ALBANY -- Longtime Hotsy Totsy bartender Chester "The Duke" Anderson died Jan. 1 following several illnesses. He was 76.
Anderson was a bartender at the Hotsy Totsy for 20 years and worked at several East Bay watering holes during a 52-year career mixing drinks. Hotsy Totsy owner Michael Valladeres purchased the bar four years ago. When meeting with the prior owner at the bar, Valladeres was taken aside by Anderson.
"He asked me to come outside and without any fear or sense of humor he said, 'I come with the bar,'" Valladeres recalled.
Indeed, he did.
"He is the type of man who isn't really out there anymore," Valladeres said. "He was an old-world guy, kind of rough around the edges, but not macho. He would share anything with you. I've always said, if you're drinking and the sun is outside, you want a bartender like Chet."
Matthew Anderson said his father got his first bartending job after he tried flipping pizzas. Chester Anderson always dressed properly and worked at the Hotsy Totsy until two months ago when his health forced him to take a leave.
"He was 76, he's still lifting kegs," Matthew Anderson said.
Anderson's life was the bar, according to his son. He didn't have many hobbies.
"After he got older, he had a very set routine," Matthew Anderson said. "Everybody knew it. He drove his seven miles to work, he went home to his wife Luann and they'd stay home or they'd go to one restaurant -- Du Rose in
Anderson enjoyed golfing -- his father took him to Franklin Canyon Golf Course in Hercules on the day it opened and Anderson continued to play the course the rest of his life. He would take one vacation a year to Sedona, Ariz., where he would spend time golfing with friends.
Anderson himself quit drinking in 1987, but continued to work as a bartender.
"He told so many stories that you could never imagine being true if you met him now," Valladeres said. "He had been sober 27 years but prior to that, he was a wild guy. He always had a chuckle about it all."

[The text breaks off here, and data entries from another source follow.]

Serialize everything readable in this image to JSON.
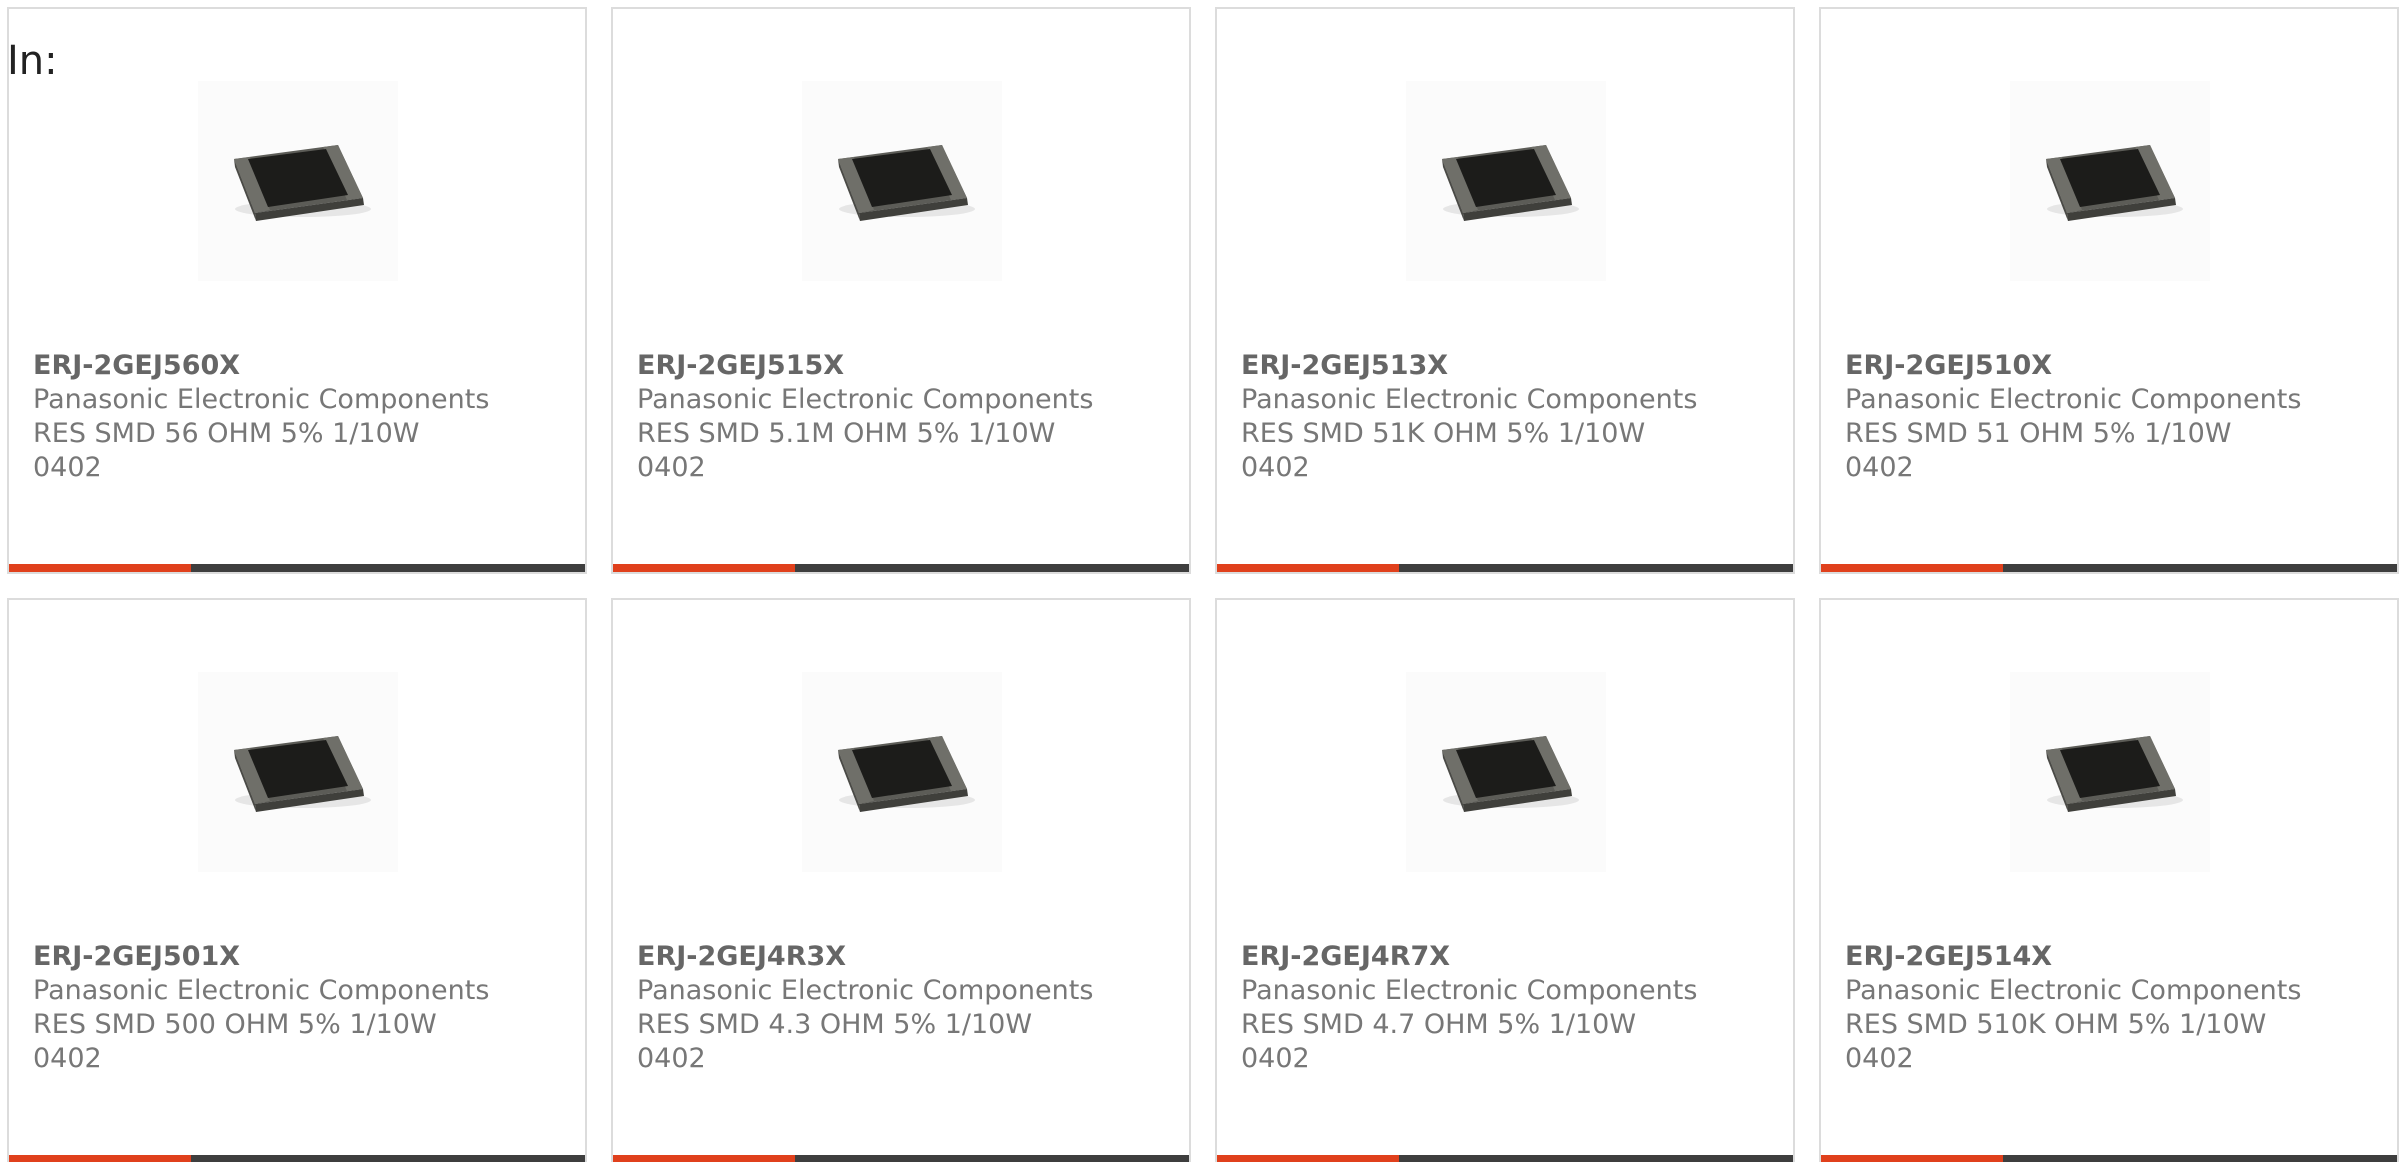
{
  "heading": "In:",
  "products": [
    {
      "part": "ERJ-2GEJ560X",
      "manufacturer": "Panasonic Electronic Components",
      "description": "RES SMD 56 OHM 5% 1/10W 0402",
      "image_icon": "smd-resistor-icon"
    },
    {
      "part": "ERJ-2GEJ515X",
      "manufacturer": "Panasonic Electronic Components",
      "description": "RES SMD 5.1M OHM 5% 1/10W 0402",
      "image_icon": "smd-resistor-icon"
    },
    {
      "part": "ERJ-2GEJ513X",
      "manufacturer": "Panasonic Electronic Components",
      "description": "RES SMD 51K OHM 5% 1/10W 0402",
      "image_icon": "smd-resistor-icon"
    },
    {
      "part": "ERJ-2GEJ510X",
      "manufacturer": "Panasonic Electronic Components",
      "description": "RES SMD 51 OHM 5% 1/10W 0402",
      "image_icon": "smd-resistor-icon"
    },
    {
      "part": "ERJ-2GEJ501X",
      "manufacturer": "Panasonic Electronic Components",
      "description": "RES SMD 500 OHM 5% 1/10W 0402",
      "image_icon": "smd-resistor-icon"
    },
    {
      "part": "ERJ-2GEJ4R3X",
      "manufacturer": "Panasonic Electronic Components",
      "description": "RES SMD 4.3 OHM 5% 1/10W 0402",
      "image_icon": "smd-resistor-icon"
    },
    {
      "part": "ERJ-2GEJ4R7X",
      "manufacturer": "Panasonic Electronic Components",
      "description": "RES SMD 4.7 OHM 5% 1/10W 0402",
      "image_icon": "smd-resistor-icon"
    },
    {
      "part": "ERJ-2GEJ514X",
      "manufacturer": "Panasonic Electronic Components",
      "description": "RES SMD 510K OHM 5% 1/10W 0402",
      "image_icon": "smd-resistor-icon"
    }
  ],
  "colors": {
    "accent": "#e0401c",
    "bar": "#3e3e3e",
    "card_border": "#dcdcdc",
    "text": "#777777"
  }
}
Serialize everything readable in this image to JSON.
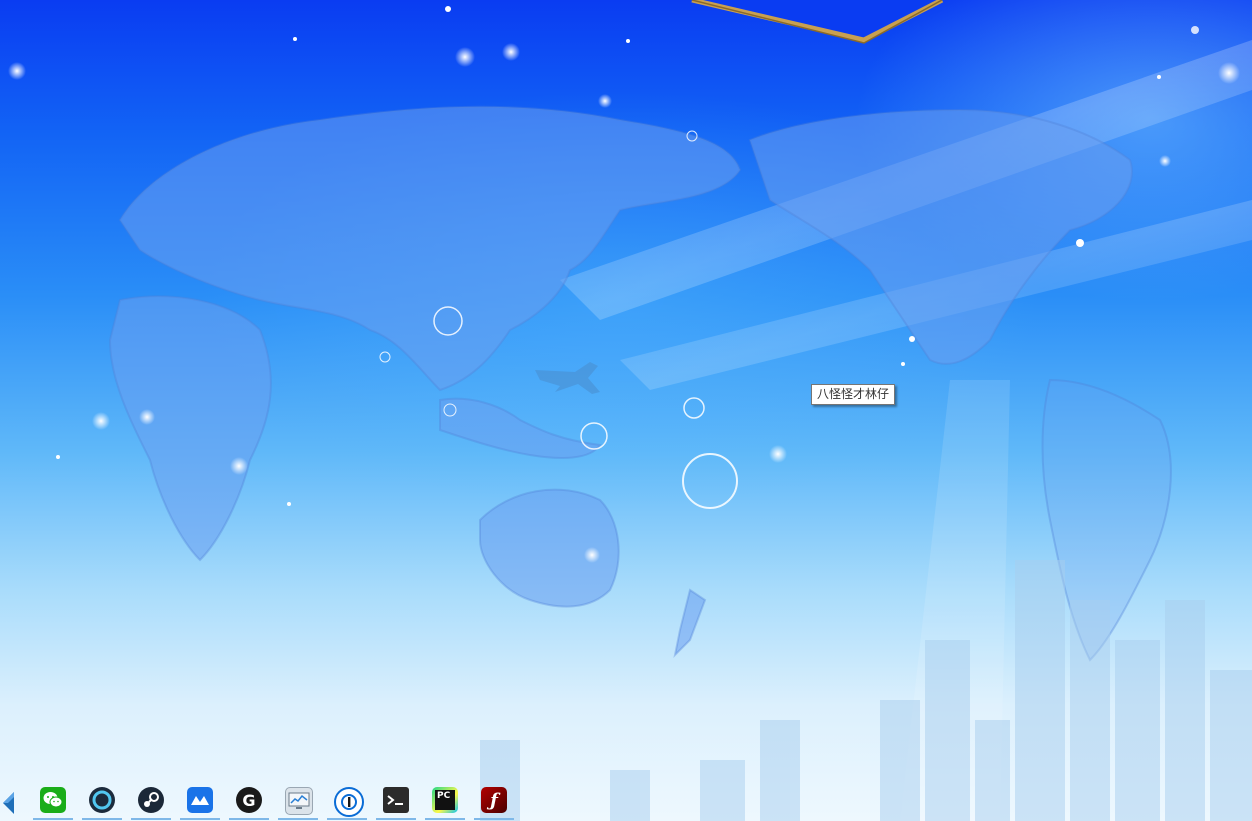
{
  "tooltip": {
    "text": "八怪怪才林仔"
  },
  "taskbar": {
    "items": [
      {
        "name": "wechat",
        "icon": "wechat-icon",
        "color": "#1aad19"
      },
      {
        "name": "app-ring",
        "icon": "ring-icon",
        "color": "#1c2b3c"
      },
      {
        "name": "steam",
        "icon": "steam-icon",
        "color": "#1b2838"
      },
      {
        "name": "app-blue",
        "icon": "blue-app-icon",
        "color": "#1a73e8"
      },
      {
        "name": "app-g",
        "icon": "g-logo-icon",
        "color": "#1a1a1a"
      },
      {
        "name": "resource-monitor",
        "icon": "monitor-icon",
        "color": "#c9d3dd"
      },
      {
        "name": "1password",
        "icon": "key-icon",
        "color": "#0a6cd6"
      },
      {
        "name": "terminal",
        "icon": "terminal-icon",
        "color": "#2b2b2b"
      },
      {
        "name": "pycharm",
        "icon": "pycharm-icon",
        "color": "#111111"
      },
      {
        "name": "flash",
        "icon": "flash-icon",
        "color": "#8b0000"
      }
    ],
    "glyphs": {
      "pycharm": "PC",
      "flash": "ƒ",
      "g": "G"
    }
  }
}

Valladeres said Anderson would go out of his way to do things for the rest of the staff.
"He'd have little tuna sandwiches that he made at home at 4:30 in the morning before coming to work, wrapped in foil with their names on it," he said.
Anderson was a reason to go to the Hotsy Totsy, attracting a diverse clientele.
"His crowd was every walk of life, every lifestyle," Valladeres said. "You don't see that kind of diversity in modern hip clubs, much less in old World War II bars. He had every stripe you could imagine all hanging out together, political distinctions be damned -- so much of it due directly to that man. The people he attracted had a tendency to be kind, accepting, witty and playful. And I think I just described Chet."
Anderson suffered from lung cancer and had recently finished radiation treatments. However, he underwent three surgeries for a hernia and it was a couple of days after his last one that he passed away. He is survived by his wife Luann Anderson, who also is suffering from cancer.
He is also survived by four children -- Matthew Anderson, Steven Anderson, Stacy Carson and Kris Gray; three grandchildren -- Kacy Carson, Shae Carson and Colton Gray; and a sister -- Carol Munoz.
A remembrance will be held at the Hotsy Totsy, 601 San Pablo Ave., from 4 to 7 p.m. on Jan. 19.